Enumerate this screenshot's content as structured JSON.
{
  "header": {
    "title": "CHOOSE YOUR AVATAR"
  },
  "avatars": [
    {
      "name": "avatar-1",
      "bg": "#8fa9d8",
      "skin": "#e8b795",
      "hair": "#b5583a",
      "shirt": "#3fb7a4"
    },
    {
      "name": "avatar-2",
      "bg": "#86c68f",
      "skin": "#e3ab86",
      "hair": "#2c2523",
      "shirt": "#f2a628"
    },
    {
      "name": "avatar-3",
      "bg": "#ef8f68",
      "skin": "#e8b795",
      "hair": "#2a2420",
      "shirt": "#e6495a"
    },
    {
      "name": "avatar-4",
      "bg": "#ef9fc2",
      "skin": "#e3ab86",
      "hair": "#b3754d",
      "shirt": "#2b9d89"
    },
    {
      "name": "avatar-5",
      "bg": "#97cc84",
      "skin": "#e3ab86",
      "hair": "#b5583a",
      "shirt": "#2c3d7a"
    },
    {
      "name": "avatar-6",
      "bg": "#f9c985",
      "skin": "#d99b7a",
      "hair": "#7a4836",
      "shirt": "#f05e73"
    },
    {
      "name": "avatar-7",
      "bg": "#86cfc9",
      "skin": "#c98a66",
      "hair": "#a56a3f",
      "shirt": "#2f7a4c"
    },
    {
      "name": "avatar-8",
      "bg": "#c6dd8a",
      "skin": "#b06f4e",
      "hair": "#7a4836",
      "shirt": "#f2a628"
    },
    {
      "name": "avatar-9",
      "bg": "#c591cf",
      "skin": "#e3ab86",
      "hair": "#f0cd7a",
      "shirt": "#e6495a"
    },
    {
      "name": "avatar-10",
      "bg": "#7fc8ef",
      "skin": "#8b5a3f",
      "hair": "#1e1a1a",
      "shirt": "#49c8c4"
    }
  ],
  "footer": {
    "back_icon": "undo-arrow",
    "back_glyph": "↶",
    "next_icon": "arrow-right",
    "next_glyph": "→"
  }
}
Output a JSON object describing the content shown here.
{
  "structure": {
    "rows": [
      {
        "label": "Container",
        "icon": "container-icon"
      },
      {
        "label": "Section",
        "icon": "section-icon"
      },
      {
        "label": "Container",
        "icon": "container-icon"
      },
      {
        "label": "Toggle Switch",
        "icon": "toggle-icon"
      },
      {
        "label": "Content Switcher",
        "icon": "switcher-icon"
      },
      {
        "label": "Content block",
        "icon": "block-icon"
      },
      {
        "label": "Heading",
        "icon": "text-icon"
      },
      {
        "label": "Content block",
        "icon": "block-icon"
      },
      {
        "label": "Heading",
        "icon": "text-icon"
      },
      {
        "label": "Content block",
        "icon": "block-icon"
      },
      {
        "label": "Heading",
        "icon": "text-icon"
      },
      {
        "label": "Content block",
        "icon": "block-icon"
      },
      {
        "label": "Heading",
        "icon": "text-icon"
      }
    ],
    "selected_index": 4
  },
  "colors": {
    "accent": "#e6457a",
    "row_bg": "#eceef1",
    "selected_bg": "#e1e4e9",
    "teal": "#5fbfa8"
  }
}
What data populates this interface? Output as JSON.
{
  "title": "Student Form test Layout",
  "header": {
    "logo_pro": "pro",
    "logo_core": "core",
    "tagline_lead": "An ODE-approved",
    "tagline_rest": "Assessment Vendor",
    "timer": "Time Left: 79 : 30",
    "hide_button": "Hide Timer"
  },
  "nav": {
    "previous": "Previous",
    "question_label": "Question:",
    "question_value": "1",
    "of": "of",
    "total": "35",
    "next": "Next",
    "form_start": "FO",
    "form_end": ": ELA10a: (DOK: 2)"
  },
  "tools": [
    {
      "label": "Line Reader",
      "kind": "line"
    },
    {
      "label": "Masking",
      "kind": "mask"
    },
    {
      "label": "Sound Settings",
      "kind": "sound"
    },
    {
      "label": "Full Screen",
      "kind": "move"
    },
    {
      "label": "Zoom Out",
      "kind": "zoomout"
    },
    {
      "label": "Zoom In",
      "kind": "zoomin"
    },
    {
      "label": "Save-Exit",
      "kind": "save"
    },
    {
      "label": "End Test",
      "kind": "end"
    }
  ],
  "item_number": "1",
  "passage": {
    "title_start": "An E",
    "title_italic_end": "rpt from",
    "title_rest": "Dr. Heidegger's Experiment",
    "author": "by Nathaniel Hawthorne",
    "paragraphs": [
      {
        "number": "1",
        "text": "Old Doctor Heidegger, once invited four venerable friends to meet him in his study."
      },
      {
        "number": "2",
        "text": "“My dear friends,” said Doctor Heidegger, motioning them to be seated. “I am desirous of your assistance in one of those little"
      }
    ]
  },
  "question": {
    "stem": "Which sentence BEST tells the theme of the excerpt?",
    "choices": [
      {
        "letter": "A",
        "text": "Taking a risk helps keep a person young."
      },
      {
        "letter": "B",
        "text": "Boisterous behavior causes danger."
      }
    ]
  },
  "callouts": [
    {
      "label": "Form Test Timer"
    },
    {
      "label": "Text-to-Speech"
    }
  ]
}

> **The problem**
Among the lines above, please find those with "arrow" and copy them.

> **Task solution**
    "back_icon": "undo-arrow",
    "next_icon": "arrow-right",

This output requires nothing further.